* [What you need to do]: Scan the material and copy out each line where the word "value" occurs.

[Data for the task]

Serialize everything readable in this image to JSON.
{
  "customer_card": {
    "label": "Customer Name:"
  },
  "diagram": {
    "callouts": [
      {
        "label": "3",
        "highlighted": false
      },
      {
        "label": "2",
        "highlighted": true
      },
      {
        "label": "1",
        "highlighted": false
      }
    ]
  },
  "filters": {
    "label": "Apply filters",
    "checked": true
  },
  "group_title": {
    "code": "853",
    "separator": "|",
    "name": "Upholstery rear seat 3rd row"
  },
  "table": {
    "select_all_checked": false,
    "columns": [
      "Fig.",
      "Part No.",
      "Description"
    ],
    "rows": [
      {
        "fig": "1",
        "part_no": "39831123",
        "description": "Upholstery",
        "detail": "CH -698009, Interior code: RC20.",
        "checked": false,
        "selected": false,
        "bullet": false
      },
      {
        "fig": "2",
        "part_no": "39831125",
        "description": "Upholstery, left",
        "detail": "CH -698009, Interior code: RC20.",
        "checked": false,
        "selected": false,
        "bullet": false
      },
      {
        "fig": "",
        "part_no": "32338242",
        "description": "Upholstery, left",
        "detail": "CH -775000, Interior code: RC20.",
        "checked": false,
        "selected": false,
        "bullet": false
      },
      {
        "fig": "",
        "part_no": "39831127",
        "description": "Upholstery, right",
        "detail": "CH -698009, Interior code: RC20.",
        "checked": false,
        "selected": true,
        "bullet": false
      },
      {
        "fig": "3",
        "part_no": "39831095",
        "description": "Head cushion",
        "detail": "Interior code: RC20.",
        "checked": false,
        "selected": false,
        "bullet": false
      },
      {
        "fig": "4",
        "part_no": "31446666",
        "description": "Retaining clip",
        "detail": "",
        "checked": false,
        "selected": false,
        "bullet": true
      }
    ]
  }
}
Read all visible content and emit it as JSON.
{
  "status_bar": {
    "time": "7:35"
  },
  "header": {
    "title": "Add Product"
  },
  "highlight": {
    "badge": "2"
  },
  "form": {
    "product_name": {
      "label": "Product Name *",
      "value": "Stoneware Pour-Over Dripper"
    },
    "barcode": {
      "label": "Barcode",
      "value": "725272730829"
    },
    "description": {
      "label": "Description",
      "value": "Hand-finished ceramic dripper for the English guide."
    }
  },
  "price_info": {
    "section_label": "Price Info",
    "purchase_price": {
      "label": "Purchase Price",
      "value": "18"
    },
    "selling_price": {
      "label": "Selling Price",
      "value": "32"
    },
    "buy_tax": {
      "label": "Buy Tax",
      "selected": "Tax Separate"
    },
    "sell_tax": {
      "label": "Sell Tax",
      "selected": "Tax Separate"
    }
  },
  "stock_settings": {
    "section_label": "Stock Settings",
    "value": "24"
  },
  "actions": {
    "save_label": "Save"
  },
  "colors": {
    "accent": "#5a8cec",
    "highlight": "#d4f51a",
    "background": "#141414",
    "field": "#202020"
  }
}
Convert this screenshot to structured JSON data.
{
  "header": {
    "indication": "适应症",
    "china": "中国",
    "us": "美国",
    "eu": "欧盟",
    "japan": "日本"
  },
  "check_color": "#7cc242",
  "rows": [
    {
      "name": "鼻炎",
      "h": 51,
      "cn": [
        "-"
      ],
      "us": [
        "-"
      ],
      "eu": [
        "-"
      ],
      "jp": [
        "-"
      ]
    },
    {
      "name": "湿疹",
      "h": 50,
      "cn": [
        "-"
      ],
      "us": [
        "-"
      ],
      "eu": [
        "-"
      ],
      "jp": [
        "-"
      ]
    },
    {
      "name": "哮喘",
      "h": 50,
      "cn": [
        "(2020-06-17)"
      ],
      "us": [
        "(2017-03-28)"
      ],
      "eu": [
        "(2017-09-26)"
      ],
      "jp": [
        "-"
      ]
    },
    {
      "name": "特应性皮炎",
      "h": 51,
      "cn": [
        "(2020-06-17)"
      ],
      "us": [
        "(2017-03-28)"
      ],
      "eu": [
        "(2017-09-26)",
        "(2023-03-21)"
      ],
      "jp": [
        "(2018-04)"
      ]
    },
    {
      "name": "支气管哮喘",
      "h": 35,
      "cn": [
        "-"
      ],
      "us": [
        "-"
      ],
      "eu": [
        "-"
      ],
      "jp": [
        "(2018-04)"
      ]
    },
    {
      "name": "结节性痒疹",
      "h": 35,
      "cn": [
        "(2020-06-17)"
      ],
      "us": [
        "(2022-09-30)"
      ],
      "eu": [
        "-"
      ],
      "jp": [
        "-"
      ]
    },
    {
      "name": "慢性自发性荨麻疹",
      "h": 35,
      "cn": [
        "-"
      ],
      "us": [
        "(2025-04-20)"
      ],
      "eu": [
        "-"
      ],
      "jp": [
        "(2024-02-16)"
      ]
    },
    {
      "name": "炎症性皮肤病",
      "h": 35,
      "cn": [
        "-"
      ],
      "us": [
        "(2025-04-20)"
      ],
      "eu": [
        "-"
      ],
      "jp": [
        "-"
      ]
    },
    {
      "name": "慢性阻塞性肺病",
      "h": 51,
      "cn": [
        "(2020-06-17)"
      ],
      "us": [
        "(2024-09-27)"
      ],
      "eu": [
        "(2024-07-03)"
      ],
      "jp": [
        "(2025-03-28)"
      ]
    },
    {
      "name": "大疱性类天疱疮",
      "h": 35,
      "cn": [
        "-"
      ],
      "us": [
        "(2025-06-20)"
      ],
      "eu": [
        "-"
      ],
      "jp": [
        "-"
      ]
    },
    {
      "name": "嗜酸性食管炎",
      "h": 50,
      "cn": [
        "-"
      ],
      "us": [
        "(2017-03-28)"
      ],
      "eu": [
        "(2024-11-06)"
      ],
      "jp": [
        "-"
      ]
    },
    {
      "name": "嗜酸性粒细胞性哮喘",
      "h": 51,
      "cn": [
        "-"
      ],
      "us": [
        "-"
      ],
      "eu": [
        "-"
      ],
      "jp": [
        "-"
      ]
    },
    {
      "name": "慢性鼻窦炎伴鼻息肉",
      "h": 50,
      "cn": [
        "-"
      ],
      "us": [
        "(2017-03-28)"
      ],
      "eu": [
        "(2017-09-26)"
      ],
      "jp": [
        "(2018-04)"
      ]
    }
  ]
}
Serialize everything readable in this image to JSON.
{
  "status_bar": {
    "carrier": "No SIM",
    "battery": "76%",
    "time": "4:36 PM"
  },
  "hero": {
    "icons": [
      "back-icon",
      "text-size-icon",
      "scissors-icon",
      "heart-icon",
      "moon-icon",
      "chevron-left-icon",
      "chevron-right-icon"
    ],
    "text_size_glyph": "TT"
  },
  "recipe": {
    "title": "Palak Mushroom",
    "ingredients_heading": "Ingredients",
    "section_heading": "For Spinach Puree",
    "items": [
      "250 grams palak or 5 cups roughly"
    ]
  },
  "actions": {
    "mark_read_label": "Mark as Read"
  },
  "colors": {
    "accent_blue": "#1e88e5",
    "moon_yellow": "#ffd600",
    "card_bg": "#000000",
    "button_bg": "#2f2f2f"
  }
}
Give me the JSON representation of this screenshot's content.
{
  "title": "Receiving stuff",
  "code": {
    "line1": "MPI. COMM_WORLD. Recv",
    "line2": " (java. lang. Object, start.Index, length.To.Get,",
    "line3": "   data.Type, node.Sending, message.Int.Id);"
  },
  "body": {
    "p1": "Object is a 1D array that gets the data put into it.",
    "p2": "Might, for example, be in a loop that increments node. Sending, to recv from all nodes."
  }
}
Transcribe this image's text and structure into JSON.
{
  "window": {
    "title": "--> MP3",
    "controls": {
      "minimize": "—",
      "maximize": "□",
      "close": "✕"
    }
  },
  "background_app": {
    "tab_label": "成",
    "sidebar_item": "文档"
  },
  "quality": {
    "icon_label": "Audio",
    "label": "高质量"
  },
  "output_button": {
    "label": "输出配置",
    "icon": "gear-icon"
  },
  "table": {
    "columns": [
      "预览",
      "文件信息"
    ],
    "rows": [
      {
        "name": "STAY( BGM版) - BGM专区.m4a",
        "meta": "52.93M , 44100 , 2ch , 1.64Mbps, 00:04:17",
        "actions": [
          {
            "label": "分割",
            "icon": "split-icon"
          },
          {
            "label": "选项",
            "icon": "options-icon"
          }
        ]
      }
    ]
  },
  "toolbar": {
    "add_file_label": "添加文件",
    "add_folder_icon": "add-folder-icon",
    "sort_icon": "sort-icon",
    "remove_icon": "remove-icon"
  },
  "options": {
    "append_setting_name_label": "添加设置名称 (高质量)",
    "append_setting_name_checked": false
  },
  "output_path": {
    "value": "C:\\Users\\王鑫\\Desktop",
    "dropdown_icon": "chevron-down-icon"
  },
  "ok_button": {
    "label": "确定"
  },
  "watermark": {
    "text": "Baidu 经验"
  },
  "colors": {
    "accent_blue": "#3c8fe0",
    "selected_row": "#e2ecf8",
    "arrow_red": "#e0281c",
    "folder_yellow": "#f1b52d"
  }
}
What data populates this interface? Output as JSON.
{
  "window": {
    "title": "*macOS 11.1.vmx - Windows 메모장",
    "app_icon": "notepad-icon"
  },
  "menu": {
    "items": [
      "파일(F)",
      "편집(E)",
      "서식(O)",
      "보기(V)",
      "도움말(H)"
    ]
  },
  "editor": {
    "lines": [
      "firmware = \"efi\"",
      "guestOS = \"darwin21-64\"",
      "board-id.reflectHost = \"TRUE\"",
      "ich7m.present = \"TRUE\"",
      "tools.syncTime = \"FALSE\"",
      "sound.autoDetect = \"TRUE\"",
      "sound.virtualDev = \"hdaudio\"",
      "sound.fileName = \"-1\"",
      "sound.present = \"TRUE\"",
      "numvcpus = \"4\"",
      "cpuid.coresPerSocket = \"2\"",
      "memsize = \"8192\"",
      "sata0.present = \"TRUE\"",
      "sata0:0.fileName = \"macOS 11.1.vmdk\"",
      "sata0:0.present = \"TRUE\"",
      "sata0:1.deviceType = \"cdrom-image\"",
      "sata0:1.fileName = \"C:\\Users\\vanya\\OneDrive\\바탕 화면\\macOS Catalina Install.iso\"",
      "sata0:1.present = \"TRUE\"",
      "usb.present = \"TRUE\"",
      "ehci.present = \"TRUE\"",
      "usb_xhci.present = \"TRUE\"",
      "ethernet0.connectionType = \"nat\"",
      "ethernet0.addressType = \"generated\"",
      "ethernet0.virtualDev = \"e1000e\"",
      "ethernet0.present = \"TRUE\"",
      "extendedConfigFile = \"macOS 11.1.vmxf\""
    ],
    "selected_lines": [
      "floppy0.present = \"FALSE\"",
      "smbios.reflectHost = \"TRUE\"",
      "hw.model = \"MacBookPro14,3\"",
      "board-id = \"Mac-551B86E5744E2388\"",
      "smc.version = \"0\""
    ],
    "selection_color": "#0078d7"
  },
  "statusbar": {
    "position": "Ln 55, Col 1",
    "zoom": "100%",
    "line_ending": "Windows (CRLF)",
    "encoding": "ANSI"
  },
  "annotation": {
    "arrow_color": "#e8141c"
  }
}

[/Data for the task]

* [Result for this task]:
      "value": "Stoneware Pour-Over Dripper"
      "value": "725272730829"
      "value": "Hand-finished ceramic dripper for the English guide."
      "value": "18"
      "value": "32"
    "value": "24"
    "value": "C:\\Users\\王鑫\\Desktop",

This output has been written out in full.